The world of American sports reacted with a mixture of disbelief, dismay and anger as a mob of Donald Trump supporters stormed the U.S. Capitol in Washington, D.C. on Wednesday.
Thousands of rioters, many of whom wore Trump paraphernalia and carried Confederate flags, forced their way into the heart of American democracy, vandalizing offices and clashing with the police.
Protesters temporarily halted the tallying of Electoral College votes to ratify Joe Biden as the winner of last November’s presidential election.
Several NBA head coaches including Steve Kerr, Stephen Silas and Doc Rivers condemned the siege, while Seattle Seahawks quarterback Russell Wilson spoke of the need to “come together as a nation”.
Former MLB star Aubrey Huff, however, had a rather different take on the unprecedented incidents that unfolded in the nation’s capital.
“These are not just Trump supporters,” the two-time World Series winner tweeted.
“These are p****d off Americans who are sick of Republicans, & Democrats taking away our precious freedoms!
“We shouldn’t be surprised. When you [sic] a sleeping Lion don’t be surprised when he attacks.”
These are not just Trump supporters. These are pissed off Americans who are sick of Republicans, & Democrats taking away our precious freedoms!
We shouldn’t be surprised. When you a sleeping Lion don’t be surprised when he attacks.
— Aubrey Huff (@aubrey_huff) January 6, 2021
Huff has long been a vocal Trump supporter and in the lead-up to the November presidential election he claimed Trump would win in California and that the Republican incumbent president would carry all but three states and win 487 electoral votes, which would have been the fourth-highest tally in history of U.S. elections.

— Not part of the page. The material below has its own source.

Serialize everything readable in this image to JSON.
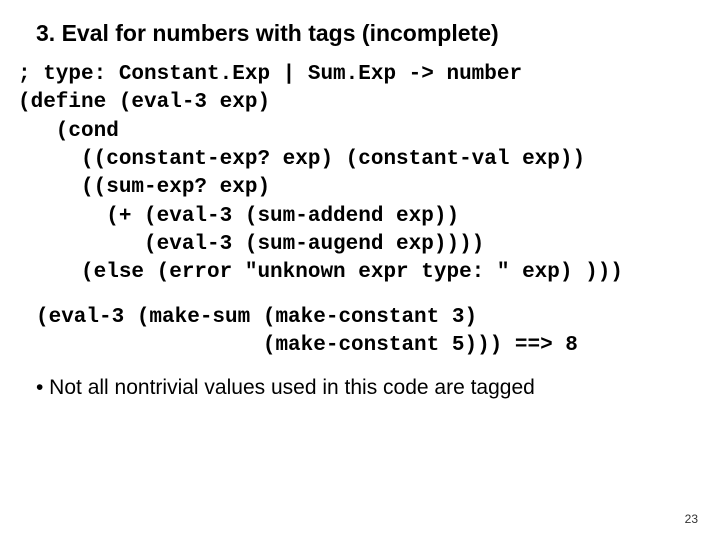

On election night, Huff defended Trump’s premature claim he had won the election before all the votes were counted and that a “major fraud” was being committed.
Like other prominent pro-Trump figures, the former San Francisco Giants star has repeatedly perpetuated suggestions from the president claiming the election was rigged.
Crucially, neither Trump nor his campaign have provided any corroborating evidence to back up their statements.
Similarly baseless claims emerged almost as soon as rioters stormed through the Capitol on Wednesday.
Thousands of posts on Twitter and Facebook pushed conspiracy theories that protesters were in fact members of antifa—a loosely organized group of antifascist activists—and liberal activists masquerading as Trump supporters, to give the latter a bad name.
Former Alaska Gov. Sarah Palin, Texas Attorney General Ken Paxton, Rep. Matt Gaetz (R-Fla.) and Rep. Mo Brooks (R-Al) were among the most high-profile figures sharing the baseless claims on Twitter.
“Some of the people who breached the Capitol today were not Trump supporters,” Gaetz said while Congress was debating Biden’s certification. “They were masquerading as Trump supporters and in fact were members of the violent terrorist group Antifa.”
Trump himself appeared to debunk the theory, when he addressed the protesters in a brief video posted on Twitter, in which he again repeated the baseless claim that “the election was stolen”.
The president then urged his supporters to “go home”, before adding “we love you”.
was subsequently removed as Twitter and Facebook both locked Trump out of his accounts and removed several posts in which he cast doubt on the election results.
Just hours before the unrest began, Trump had encouraged a crowd to march on the Capitol.
“We will never give up,” Trump said as he addressed thousands of protesters close to the White House for around 70 minutes.
“We will never concede. It doesn’t happen. You don’t concede when there’s theft involved.”
He added: “We are going to cheer on our brave senators and congressmen and women,” he continued, “and we are probably not going to be cheering so much for some of them—because you will never take back our country with weakness.”
Aubrey Huff Compares Capitol Mob to Sleeping Lion: ‘Don’t Be Surprised When He Attacks’ The British Journal Editors and Wire Services/ Newsweek.